Overall, the chances of successfully conceiving with endometriosis are inversely proportional to the extent of the disease: The worse the endometriosis is, the harder it becomes to get pregnant. Fortunately, truly severe endometriosis is uncommon. Results obviously are very individual, but with proper management and treatment, the vast majority of women with endometriosis will successfully conceive.
If you have mild endometriosis and are going to have a laparoscopy in hopes of helping you conceive, use that laparoscopy to do gamete intrafallopian transfer (GIFT). Pregnancy rates as high as 40 to 50 percent can be achieved after a single laparoscopy and a GIFT procedure. This percentage is far better than that which can be achieved following a laparoscopy and laser or cautery of endometriosis. And GIFT works just as well when endometriosis is present as it does when the endometriosis has previously been treated.
Of course there will be cases and circumstances where surgical intervention for endometriosis is clearly indicated. But the point is this: In the past, the possibility of finding a small amount of endometriosis and treating it has been the justification for many, many surgical procedures. Some women have actually had several laparoscopies, or even major surgeries, for this reason. Not only is this invasive, in that an individual must endure one or more surgical procedures, it is also expensive.

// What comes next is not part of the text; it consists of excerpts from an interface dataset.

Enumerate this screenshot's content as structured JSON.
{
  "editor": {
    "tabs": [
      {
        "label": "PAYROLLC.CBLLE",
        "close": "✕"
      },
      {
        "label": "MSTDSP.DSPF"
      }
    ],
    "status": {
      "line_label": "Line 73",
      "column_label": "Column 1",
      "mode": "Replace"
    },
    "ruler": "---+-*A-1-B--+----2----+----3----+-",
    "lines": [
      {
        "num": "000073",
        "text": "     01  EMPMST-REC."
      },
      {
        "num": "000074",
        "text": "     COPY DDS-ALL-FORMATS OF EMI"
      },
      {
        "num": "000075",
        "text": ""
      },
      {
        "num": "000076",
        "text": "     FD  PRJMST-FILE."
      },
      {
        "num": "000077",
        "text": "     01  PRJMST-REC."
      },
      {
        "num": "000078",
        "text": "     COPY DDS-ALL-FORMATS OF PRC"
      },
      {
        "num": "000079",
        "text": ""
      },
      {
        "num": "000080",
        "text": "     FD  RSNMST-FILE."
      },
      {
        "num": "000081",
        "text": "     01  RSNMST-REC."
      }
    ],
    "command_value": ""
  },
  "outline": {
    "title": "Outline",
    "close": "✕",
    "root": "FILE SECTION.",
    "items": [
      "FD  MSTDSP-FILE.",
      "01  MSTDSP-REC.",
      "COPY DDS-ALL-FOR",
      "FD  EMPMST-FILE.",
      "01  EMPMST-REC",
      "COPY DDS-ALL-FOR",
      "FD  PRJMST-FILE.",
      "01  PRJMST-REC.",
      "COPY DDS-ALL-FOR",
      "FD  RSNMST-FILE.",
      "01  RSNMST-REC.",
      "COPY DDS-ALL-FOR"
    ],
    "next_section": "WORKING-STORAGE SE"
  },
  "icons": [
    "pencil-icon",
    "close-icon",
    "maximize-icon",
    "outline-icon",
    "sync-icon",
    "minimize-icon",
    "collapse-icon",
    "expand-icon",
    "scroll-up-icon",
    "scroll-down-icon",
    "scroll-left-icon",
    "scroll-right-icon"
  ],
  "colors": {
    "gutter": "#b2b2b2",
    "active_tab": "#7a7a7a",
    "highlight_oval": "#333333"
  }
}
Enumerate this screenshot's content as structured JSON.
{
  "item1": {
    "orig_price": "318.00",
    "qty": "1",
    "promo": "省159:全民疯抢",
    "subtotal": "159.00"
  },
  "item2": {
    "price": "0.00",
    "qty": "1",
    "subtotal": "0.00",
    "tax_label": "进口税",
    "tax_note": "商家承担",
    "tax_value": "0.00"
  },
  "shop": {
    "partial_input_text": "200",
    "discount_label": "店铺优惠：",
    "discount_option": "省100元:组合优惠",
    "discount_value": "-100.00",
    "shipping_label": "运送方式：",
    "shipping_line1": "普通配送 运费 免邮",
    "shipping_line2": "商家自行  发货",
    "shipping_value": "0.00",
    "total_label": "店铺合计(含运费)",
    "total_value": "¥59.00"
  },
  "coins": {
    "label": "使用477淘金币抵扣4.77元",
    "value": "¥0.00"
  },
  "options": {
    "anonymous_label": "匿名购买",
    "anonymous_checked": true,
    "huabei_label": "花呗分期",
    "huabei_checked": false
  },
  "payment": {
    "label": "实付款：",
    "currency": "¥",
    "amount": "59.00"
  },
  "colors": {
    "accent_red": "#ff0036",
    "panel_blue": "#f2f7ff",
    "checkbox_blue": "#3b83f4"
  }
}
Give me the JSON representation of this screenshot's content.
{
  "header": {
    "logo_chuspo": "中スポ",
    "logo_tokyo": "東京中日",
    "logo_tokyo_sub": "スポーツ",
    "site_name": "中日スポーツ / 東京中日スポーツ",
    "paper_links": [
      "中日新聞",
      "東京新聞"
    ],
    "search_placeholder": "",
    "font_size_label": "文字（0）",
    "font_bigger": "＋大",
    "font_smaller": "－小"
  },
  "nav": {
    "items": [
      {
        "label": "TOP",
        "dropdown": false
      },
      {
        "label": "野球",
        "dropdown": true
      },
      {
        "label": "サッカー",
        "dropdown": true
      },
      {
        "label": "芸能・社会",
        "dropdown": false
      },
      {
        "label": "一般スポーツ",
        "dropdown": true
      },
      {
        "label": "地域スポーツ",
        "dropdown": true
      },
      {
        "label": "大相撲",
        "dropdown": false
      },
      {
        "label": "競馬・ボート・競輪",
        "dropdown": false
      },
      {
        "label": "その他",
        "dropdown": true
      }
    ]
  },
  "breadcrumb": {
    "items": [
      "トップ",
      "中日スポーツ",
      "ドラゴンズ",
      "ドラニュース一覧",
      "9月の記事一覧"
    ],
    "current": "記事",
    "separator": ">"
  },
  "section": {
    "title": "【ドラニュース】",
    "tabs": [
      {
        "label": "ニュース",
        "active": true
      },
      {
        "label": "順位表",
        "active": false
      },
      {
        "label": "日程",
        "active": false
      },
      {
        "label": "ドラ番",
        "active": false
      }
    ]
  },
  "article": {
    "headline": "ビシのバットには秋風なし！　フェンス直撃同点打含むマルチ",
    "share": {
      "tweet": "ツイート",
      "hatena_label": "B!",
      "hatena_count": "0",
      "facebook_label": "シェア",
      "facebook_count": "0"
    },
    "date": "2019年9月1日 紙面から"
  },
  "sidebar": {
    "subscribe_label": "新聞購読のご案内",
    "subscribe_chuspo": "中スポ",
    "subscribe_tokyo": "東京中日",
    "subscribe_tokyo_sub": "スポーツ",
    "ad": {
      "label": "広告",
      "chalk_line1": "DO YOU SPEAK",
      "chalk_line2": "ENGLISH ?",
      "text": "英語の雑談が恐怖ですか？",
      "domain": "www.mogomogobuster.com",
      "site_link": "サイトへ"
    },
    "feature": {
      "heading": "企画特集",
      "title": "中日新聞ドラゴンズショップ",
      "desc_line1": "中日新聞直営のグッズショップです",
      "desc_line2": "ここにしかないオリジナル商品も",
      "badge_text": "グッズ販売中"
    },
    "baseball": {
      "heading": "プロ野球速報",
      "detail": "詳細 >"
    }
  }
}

There are now far more effective ways of achieving pregnancy—ones that are more cost-effective and far less invasive. Some of these approaches will include ovulation induction and other assisted reproductive technology, or ART procedures.